The console battle between Microsoft and Sony has had a knock-on effect on PC gaming for years. Remember Games for Windows Live? That service existed purely due to Microsoft’s attempt to Xbox-ify the PC, unifying all its gaming services under one, terrible banner.
Games for Windows Live was a miserable failure, but Game Pass, Microsoft’s new subscription service, is not. The platform lets players access a wide range of PC and Xbox games for a set monthly fee (roughly equivalent to an Amazon Prime subscription) and has proved hugely popular, with Xbox head Phil Spencer announcing it had 25 million subscribers as of January this year.
This success has all kinds of ramifications for PC gaming. Some are positive, such as players accessing a large number of games for a relatively small fee. Others are more concerning, such as players getting distanced from ownership of their own media. But what intrigues me most about the potential shift from digital purchases to subscription services is how they might affect the games we play.
Currently, the most popular games are either massive, open-world single-player experiences, or online, microtransaction-based games such as Apex Legends and Call of Duty: Warzone. There are many reasons why these games are popular, but one is that they offer good value for money.
A game such as Elden Ring or Assassin’s Creed Valhalla offers dozens of hours of play for the £50 you spend on them, while Warzone and Apex potentially offer hundreds of hours of play for little investment.
But developing such games makes considerably less sense for a subscription service, where the key draw isn’t the size or the price of individual games, but the breadth of the library itself.
When you subscribe to Netflix, you want a choice of plenty of good-quality films and TV series. The length of an individual series doesn’t really matter, because you’ve always got another one lined up to watch.
It follows that the same would be true for a gaming subscription service. You’ll want to explore as much of that large library of games as possible, and if a game doesn’t grab you quickly and give you a consistently enjoyable experience, there’s no sunk cost holding your attention to ransom.
Assuming Game Pass continues to be successful, I reckon the types of games available on it will change over time. Developers working for Microsoft will shift from making 80-hour games that take many years to develop, to creating a larger quantity of shorter experiences that add greater face value to the library.

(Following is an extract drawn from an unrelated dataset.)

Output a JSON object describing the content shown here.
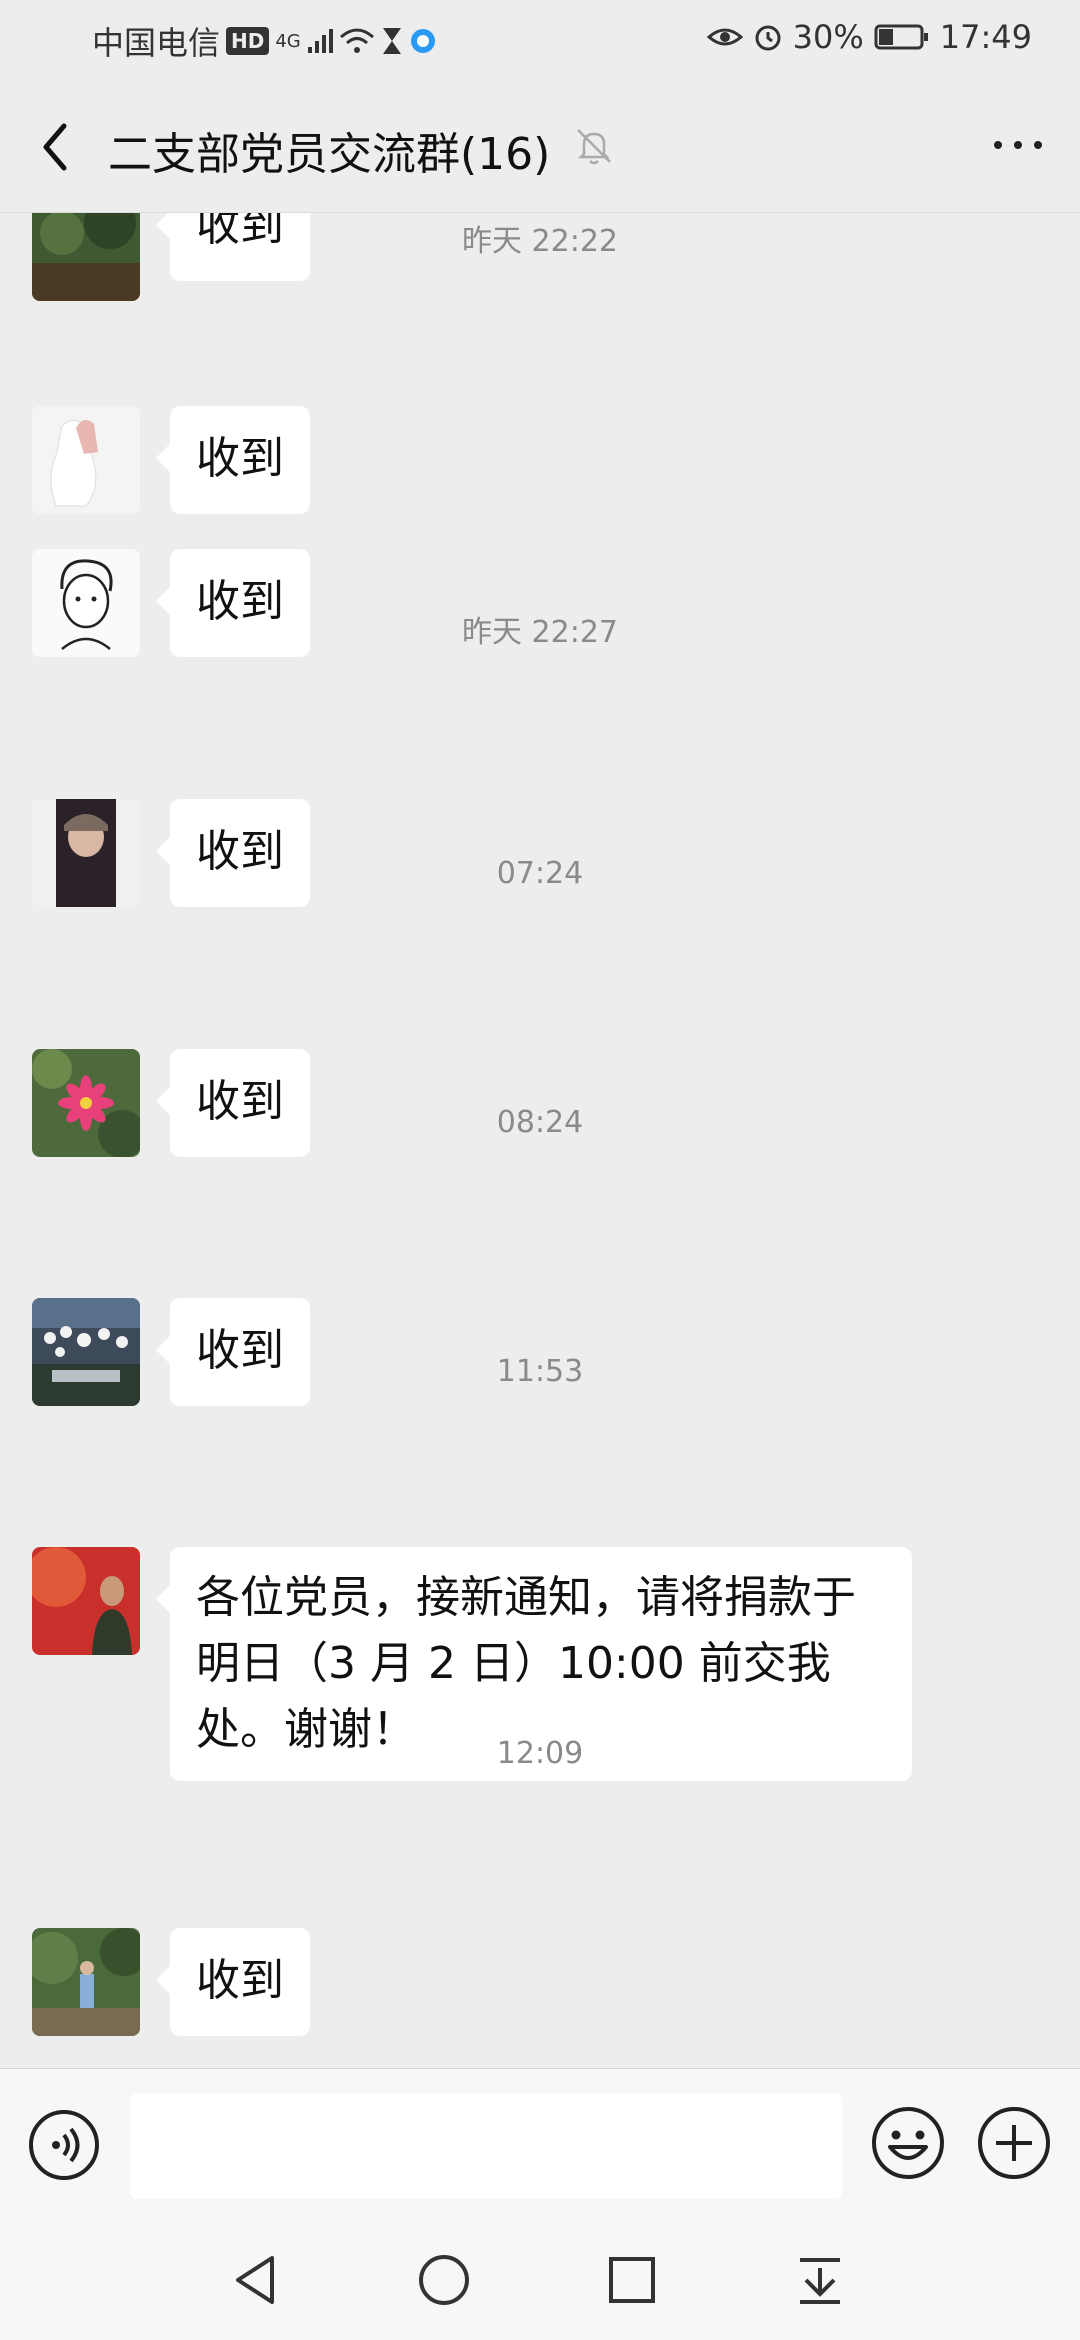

Whether or not this is good or bad largely depends on how much you like massive open-world games (and I don’t think those experiences will vanish entirely). I’m up for seeing developers given the chance to experiment with smaller projects that release quicker, and being able to sample a wider range of experience, rather than losing an entire month’s worth of evenings to a single game.